    There are geographic or regional trademarks registered with the U.S. Patent and Trademark Office, and the option of filing for such registrations exist.  However, it has become more complex and the Trademark Office is more hesitant to issue regional marks.  The main reason is an obvious one, how can an applicant for a geographical trademark claim to represent all potential interested parties from a region or area?  the applicant cannot own a region, so there is an assumption that it would be unfair and unreasonable to grant one a trademark when many could be in similar position. The answer to overcoming this problem has been to get official sanctioned approval from some type of governmental or semi-governmental body from the target geographical area or region. That is the better approach but of course it requires cooperation and participation from the region involved, etc.

    Industry sources suggest that rather than a strictly geographic regional mark, the use of a graphic logo can be an approach for achieving the same result.  Such a logo would refer to the area/region, and would be used by many in that region according to specified requirements.

    Rather than a geographic "word mark" which is simply the region involved, the trademark is filed as a "collective mark" for goods from that region, from members of the region.  A cooperative, a governmental agency, or some type of grower organization would own the mark, but it would be used by members of the cooperative/organization.

    Costs are all dependent on what is being filed for registration, and the complexity of the application.  Many trademarks can be registered for as little as US2,000.00 to $3,000.00 if no difficult issues arise, if there is no opposition from other interested parties, etc.  And this is not always the case....   It will take at least one year from filing an application to obtaining registration in general, and that is if there are no complexities. However, the filing of an application does begin the intellectual property protection of a trademark even though it is still going through the registration process.

    A complex trademark application, or a trademark for a geographic region, district or area will cost at least US$ 3,000.00. But it could cost much more. This will depend on the situation, whether the application is opposed or not, how organized the applicant area participants are, etc.   One should probably budget US$ 5,000.00 to 7,500.00 for research into the availability of the target geographic trademark, the application fee, and the legal fees themselves. But this would be for a relatively uncomplicated application.  Again, costs may change depending on the approach of the U.S. Trademark Office and any possible opposition by other interests.
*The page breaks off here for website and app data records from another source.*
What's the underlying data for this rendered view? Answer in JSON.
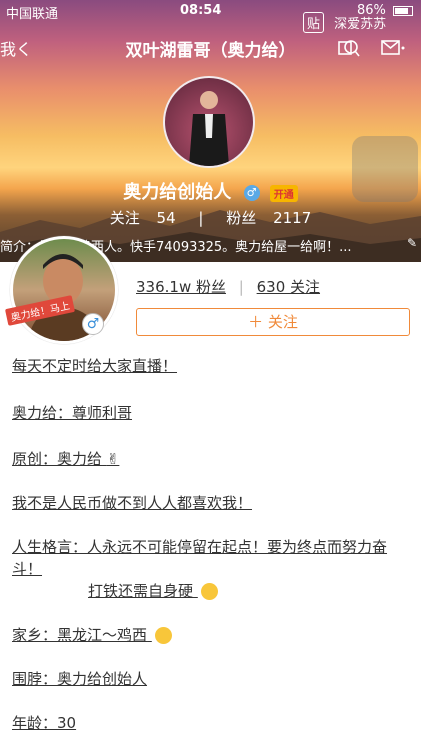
{
  "status_bar": {
    "carrier": "中国联通",
    "time": "08:54",
    "battery": "86%"
  },
  "floating_widget": {
    "badge": "贴",
    "label": "深爱苏苏"
  },
  "nav": {
    "back_label": "我く",
    "title": "双叶湖雷哥（奥力给）"
  },
  "header": {
    "name": "奥力给创始人",
    "male_symbol": "♂",
    "vip_badge": "开通",
    "follow_label": "关注",
    "follow_count": "54",
    "divider": "|",
    "fans_label": "粉丝",
    "fans_count": "2117",
    "bio": "简介：黑龙江鸡西人。快手74093325。奥力给屋一给啊！..."
  },
  "profile": {
    "avatar_ribbon": "奥力给！马上",
    "male_symbol": "♂",
    "fans": "336.1w 粉丝",
    "following": "630 关注",
    "follow_button": "＋ 关注"
  },
  "bio_lines": [
    "每天不定时给大家直播！",
    "奥力给：尊师利哥",
    "原创：奥力给",
    "我不是人民币做不到人人都喜欢我！",
    "人生格言：人永远不可能停留在起点！要为终点而努力奋",
    "斗！",
    "打铁还需自身硬",
    "家乡：黑龙江～鸡西",
    "围脖：奥力给创始人",
    "年龄：30"
  ]
}
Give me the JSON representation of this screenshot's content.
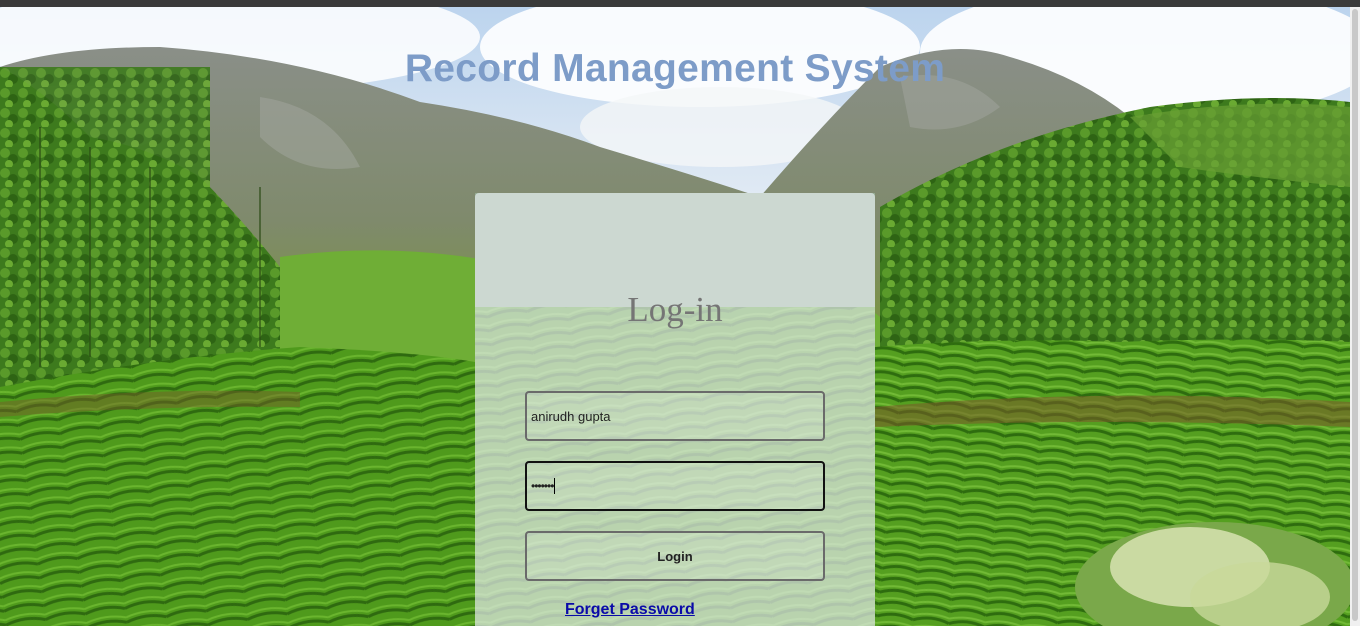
{
  "app": {
    "title": "Record Management System"
  },
  "login": {
    "heading": "Log-in",
    "username_value": "anirudh gupta",
    "password_masked": "•••••••",
    "login_label": "Login",
    "forget_password_label": "Forget Password"
  },
  "colors": {
    "title": "#7d9cc8",
    "link": "#0a0aa8",
    "heading": "#757575",
    "panel": "rgba(232,238,240,0.68)"
  },
  "icons": {
    "background": "tea-plantation-landscape-image"
  }
}
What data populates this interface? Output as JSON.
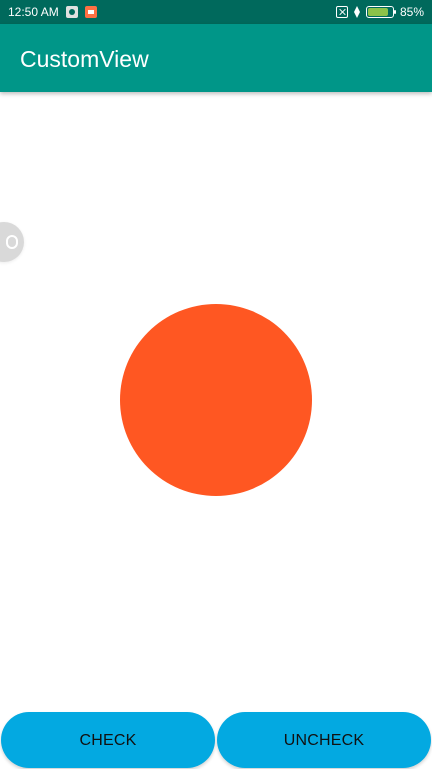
{
  "status_bar": {
    "time": "12:50 AM",
    "battery_percent": "85%",
    "battery_level": 0.85,
    "colors": {
      "background": "#00695c",
      "battery_fill": "#8bc34a"
    }
  },
  "app_bar": {
    "title": "CustomView",
    "background_color": "#009688"
  },
  "main": {
    "circle_color": "#ff5722",
    "side_helper_icon": "robot-icon"
  },
  "buttons": {
    "check_label": "CHECK",
    "uncheck_label": "UNCHECK",
    "button_color": "#03a9e1"
  }
}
    The process can go smoothly or it can be difficult.  The application may even be rejected in total by the Trademark Office due to unwillingness to afford legal rights to a region to one party that may not necessarily represent the interests of others in that region.

    It is possible to make trade mark searches and to lodge applications direct at www.uspto.gov/main/trademarks.htm For relatively simple marks this would be a much cheaper option, especially if for example a business relation in the US were willing to assist. Alternatively, the Specialty Coffee Association of America (www.scaa.org) may be able to guide a coffee producing area with the registration of a geographic mark or a collective trademark, in the philosophy of consumer awareness and honesty in labeling of origin of products.

    As a first step interested parties may call the SCAA at (562) 624-4100, telefax (562) 624.4101, and ask for Stuart Adelson, corporate attorney, or they can email him direct at stuadelson@comcast.net.

    Posted 20 January 2005

    Related chapter(s):
    Related Q & A:
    QA 009